Through Catholic news sources like the Jesuit-run America Magazine, there are reports that Pope Francis has decided to create a mixed commission to study Liturgicam Authenticam, the decree that called for all translations of liturgical texts to use the principle of formal equivalence. Formal equivalence differs from dynamic equivalence, which seeks to communicate more of the meaning of the text, rather than a direct translation or transliteration. Dynamic equivalence was the principle of translation used for liturgical texts for many years immediately following the Second Vatican Council.
This mixed commission, consisting of bishops from all over the world, under the leadership of Archbishop Arthur Roche, the undersecretary for the Congregation of Divine Worship and the Discipline of the Sacraments, will meet soon. No other members of the commission have yet been publically named.

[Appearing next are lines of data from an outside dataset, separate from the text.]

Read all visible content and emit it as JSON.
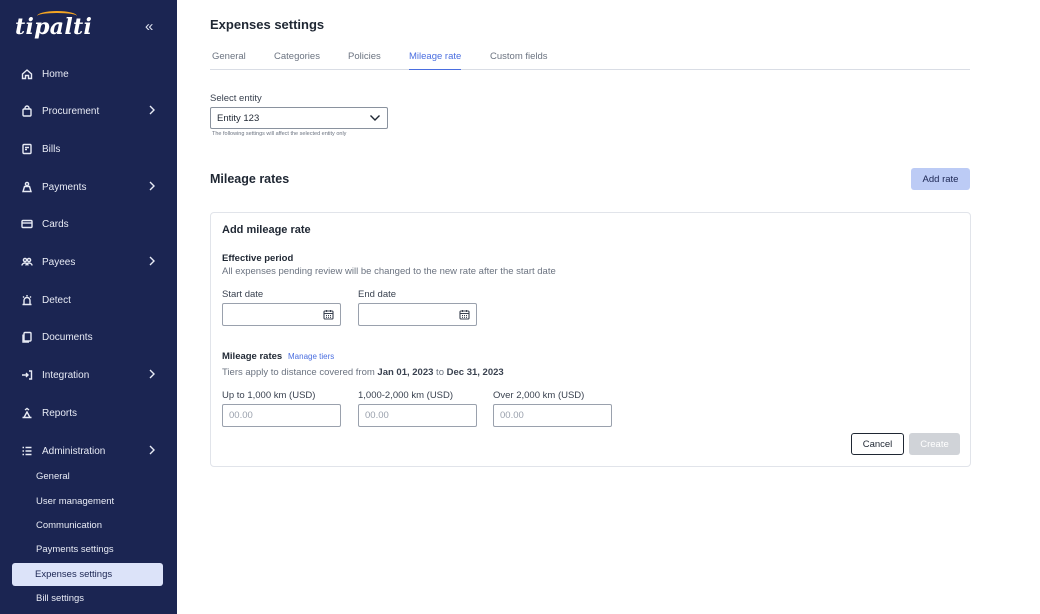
{
  "app": {
    "logo_text": "tipalti",
    "collapse_glyph": "«"
  },
  "sidebar": {
    "items": [
      {
        "label": "Home",
        "icon": "home-icon",
        "has_chevron": false
      },
      {
        "label": "Procurement",
        "icon": "bag-icon",
        "has_chevron": true
      },
      {
        "label": "Bills",
        "icon": "bill-icon",
        "has_chevron": false
      },
      {
        "label": "Payments",
        "icon": "payments-icon",
        "has_chevron": true
      },
      {
        "label": "Cards",
        "icon": "card-icon",
        "has_chevron": false
      },
      {
        "label": "Payees",
        "icon": "payees-icon",
        "has_chevron": true
      },
      {
        "label": "Detect",
        "icon": "detect-icon",
        "has_chevron": false
      },
      {
        "label": "Documents",
        "icon": "documents-icon",
        "has_chevron": false
      },
      {
        "label": "Integration",
        "icon": "integration-icon",
        "has_chevron": true
      },
      {
        "label": "Reports",
        "icon": "reports-icon",
        "has_chevron": false
      },
      {
        "label": "Administration",
        "icon": "administration-icon",
        "has_chevron": true
      }
    ],
    "sub_items": [
      {
        "label": "General",
        "active": false
      },
      {
        "label": "User management",
        "active": false
      },
      {
        "label": "Communication",
        "active": false
      },
      {
        "label": "Payments settings",
        "active": false
      },
      {
        "label": "Expenses settings",
        "active": true
      },
      {
        "label": "Bill settings",
        "active": false
      }
    ]
  },
  "main": {
    "title": "Expenses settings",
    "tabs": [
      {
        "label": "General",
        "active": false
      },
      {
        "label": "Categories",
        "active": false
      },
      {
        "label": "Policies",
        "active": false
      },
      {
        "label": "Mileage rate",
        "active": true
      },
      {
        "label": "Custom fields",
        "active": false
      }
    ],
    "entity": {
      "label": "Select entity",
      "value": "Entity 123",
      "hint": "The following settings will affect the selected entity only"
    },
    "section_title": "Mileage rates",
    "add_rate_label": "Add rate"
  },
  "card": {
    "title": "Add mileage rate",
    "effective_period": {
      "title": "Effective period",
      "description": "All expenses pending review will be changed to the new rate after the start date",
      "start_label": "Start date",
      "end_label": "End date"
    },
    "rates": {
      "title": "Mileage rates",
      "manage_link": "Manage tiers",
      "desc_prefix": "Tiers apply to distance covered from ",
      "date_from": "Jan 01, 2023",
      "desc_mid": " to ",
      "date_to": "Dec 31, 2023",
      "tiers": [
        {
          "label": "Up to 1,000 km (USD)",
          "placeholder": "00.00"
        },
        {
          "label": "1,000-2,000 km (USD)",
          "placeholder": "00.00"
        },
        {
          "label": "Over 2,000 km (USD)",
          "placeholder": "00.00"
        }
      ]
    },
    "cancel_label": "Cancel",
    "create_label": "Create"
  },
  "colors": {
    "sidebar_bg": "#1b2552",
    "accent": "#4a6ee0",
    "primary_button": "#bccbf5",
    "active_sub_item": "#dce3f9",
    "logo_arc": "#f5a623"
  }
}
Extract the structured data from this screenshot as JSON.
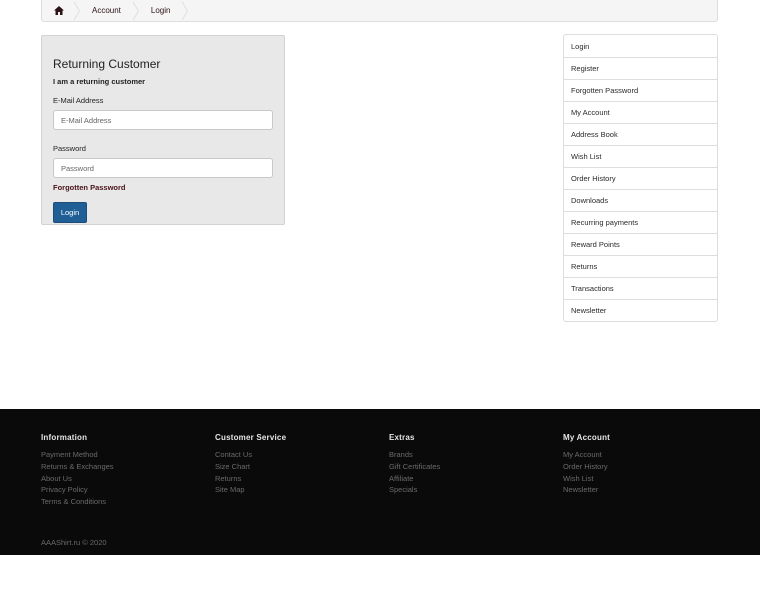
{
  "breadcrumb": {
    "home_icon": "home-icon",
    "items": [
      {
        "label": "Account"
      },
      {
        "label": "Login"
      }
    ]
  },
  "login": {
    "title": "Returning Customer",
    "subtitle": "I am a returning customer",
    "email_label": "E-Mail Address",
    "email_placeholder": "E-Mail Address",
    "password_label": "Password",
    "password_placeholder": "Password",
    "forgotten_link": "Forgotten Password",
    "login_button": "Login"
  },
  "sidebar": {
    "items": [
      {
        "label": "Login"
      },
      {
        "label": "Register"
      },
      {
        "label": "Forgotten Password"
      },
      {
        "label": "My Account"
      },
      {
        "label": "Address Book"
      },
      {
        "label": "Wish List"
      },
      {
        "label": "Order History"
      },
      {
        "label": "Downloads"
      },
      {
        "label": "Recurring payments"
      },
      {
        "label": "Reward Points"
      },
      {
        "label": "Returns"
      },
      {
        "label": "Transactions"
      },
      {
        "label": "Newsletter"
      }
    ]
  },
  "footer": {
    "columns": [
      {
        "title": "Information",
        "links": [
          "Payment Method",
          "Returns & Exchanges",
          "About Us",
          "Privacy Policy",
          "Terms & Conditions"
        ]
      },
      {
        "title": "Customer Service",
        "links": [
          "Contact Us",
          "Size Chart",
          "Returns",
          "Site Map"
        ]
      },
      {
        "title": "Extras",
        "links": [
          "Brands",
          "Gift Certificates",
          "Affiliate",
          "Specials"
        ]
      },
      {
        "title": "My Account",
        "links": [
          "My Account",
          "Order History",
          "Wish List",
          "Newsletter"
        ]
      }
    ],
    "copyright": "AAAShirt.ru © 2020"
  },
  "colors": {
    "accent_button": "#1f5f95",
    "link_dark_red": "#4a1219",
    "footer_bg": "#0a0a0a"
  }
}
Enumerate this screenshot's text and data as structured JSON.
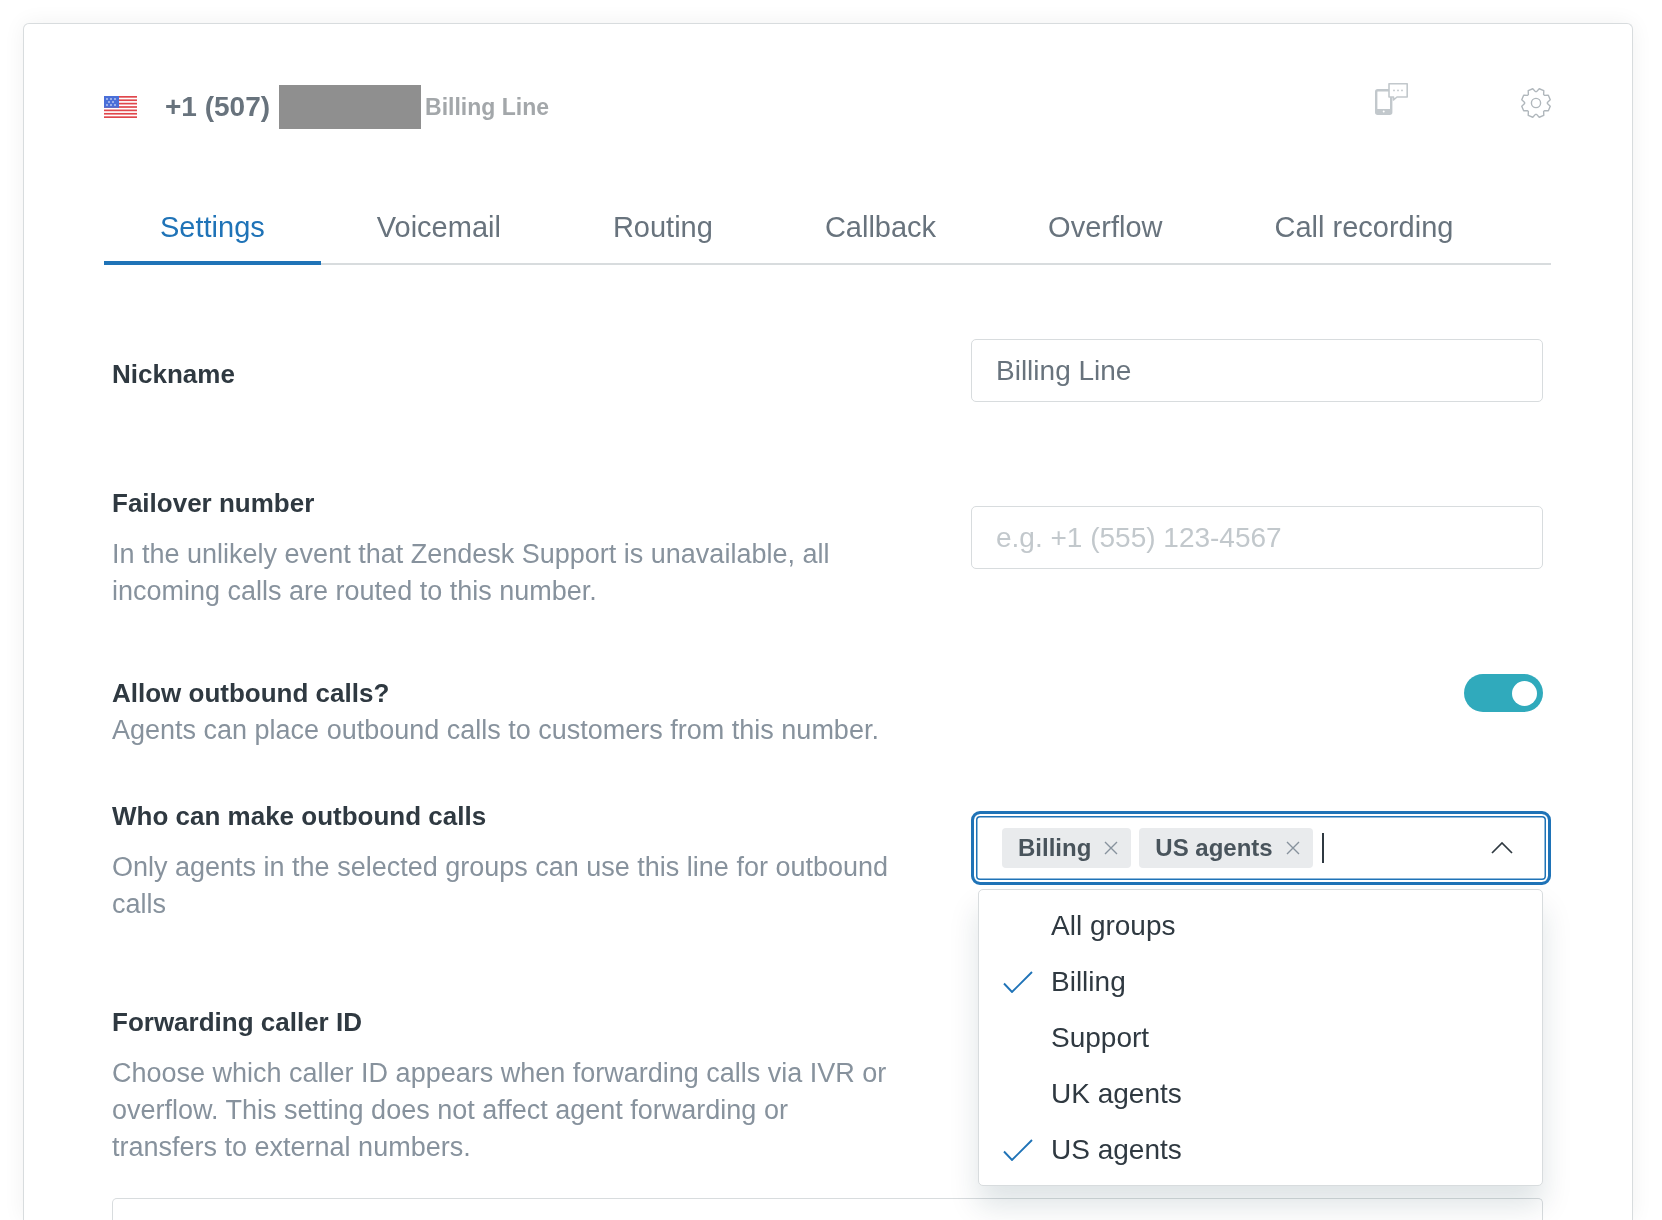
{
  "header": {
    "phone": "+1 (507)",
    "nickname": "Billing Line"
  },
  "tabs": [
    {
      "label": "Settings",
      "selected": true
    },
    {
      "label": "Voicemail",
      "selected": false
    },
    {
      "label": "Routing",
      "selected": false
    },
    {
      "label": "Callback",
      "selected": false
    },
    {
      "label": "Overflow",
      "selected": false
    },
    {
      "label": "Call recording",
      "selected": false
    }
  ],
  "settings": [
    {
      "kind": "text_input",
      "label": "Nickname",
      "value": "Billing Line"
    },
    {
      "kind": "text_input",
      "label": "Failover number",
      "description": "In the unlikely event that Zendesk Support is unavailable, all incoming calls are routed to this number.",
      "placeholder": "e.g. +1 (555) 123-4567"
    },
    {
      "kind": "toggle",
      "label": "Allow outbound calls?",
      "description": "Agents can place outbound calls to customers from this number.",
      "on": true
    },
    {
      "kind": "multiselect",
      "label": "Who can make outbound calls",
      "description": "Only agents in the selected groups can use this line for outbound calls",
      "tags": [
        "Billing",
        "US agents"
      ],
      "focused": true,
      "expanded": true,
      "options": [
        {
          "label": "All groups",
          "selected": false
        },
        {
          "label": "Billing",
          "selected": true
        },
        {
          "label": "Support",
          "selected": false
        },
        {
          "label": "UK agents",
          "selected": false
        },
        {
          "label": "US agents",
          "selected": true
        }
      ]
    },
    {
      "kind": "wide_input",
      "label": "Forwarding caller ID",
      "description": "Choose which caller ID appears when forwarding calls via IVR or overflow. This setting does not affect agent forwarding or transfers to external numbers."
    }
  ]
}
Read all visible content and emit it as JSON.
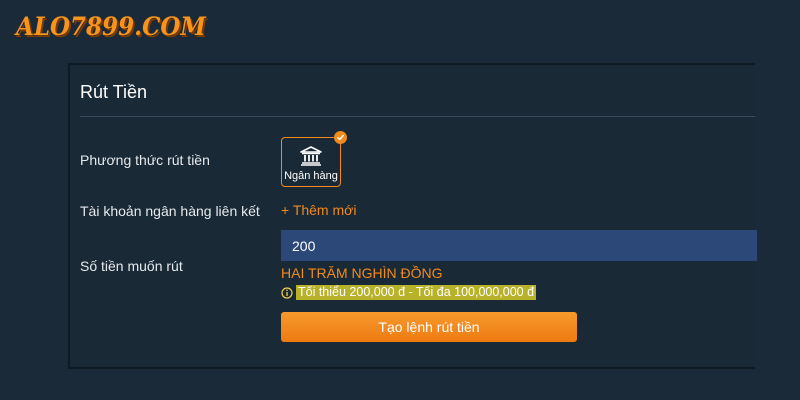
{
  "brand": {
    "logo_text": "ALO7899.COM",
    "accent_color": "#f28a1c"
  },
  "panel": {
    "title": "Rút Tiền",
    "method": {
      "label": "Phương thức rút tiền",
      "options": [
        {
          "label": "Ngân hàng",
          "icon": "bank-icon",
          "selected": true
        }
      ]
    },
    "linked_account": {
      "label": "Tài khoản ngân hàng liên kết",
      "add_label": "+ Thêm mới"
    },
    "amount": {
      "label": "Số tiền muốn rút",
      "value": "200",
      "in_words": "HAI TRĂM NGHÌN ĐỒNG",
      "limit_text": "Tối thiểu 200,000 đ - Tối đa 100,000,000 đ",
      "limit_icon": "info-icon"
    },
    "submit_label": "Tạo lệnh rút tiền"
  }
}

In essence, for the English-speaking world, this would mean looking at the document that guided the translators of the Roman Missal that is currently in use, released in 2011, as well as many other recently translated liturgical rituals and the Liturgy of the Hours. It needs to be understood that this does not mean that the current Roman Missal will be abrogated and that we would return to the use of the Sacramentary that was in use from 1970 to 2011. We still will be responding “And with your Spirit” for many more years.
And that’s a good thing, no matter what side of the argument one falls on in this discussion. The People of God deserve stability in the Sacred Liturgy. After all the effort and planning that it took to implement in parishes the new Roman Missal, it would be counter-productive to quickly change it back. Liturgy should be ritual and ritual should be consistent and comforting.
Now that we finally seem to have the responses down, both as priests and people, to change again would seem fickle and irresponsible. This is not even taking into account the money needed to buy new “new” missals and the resources needed to retrain the priests and people.
This commission has not even met and we really don’t know the scope of their mandate, but one thing is clear: we in the English-speaking world followed what we were asked to do, and, for the most part, the transition was fine. To have another translation so soon is just not needed.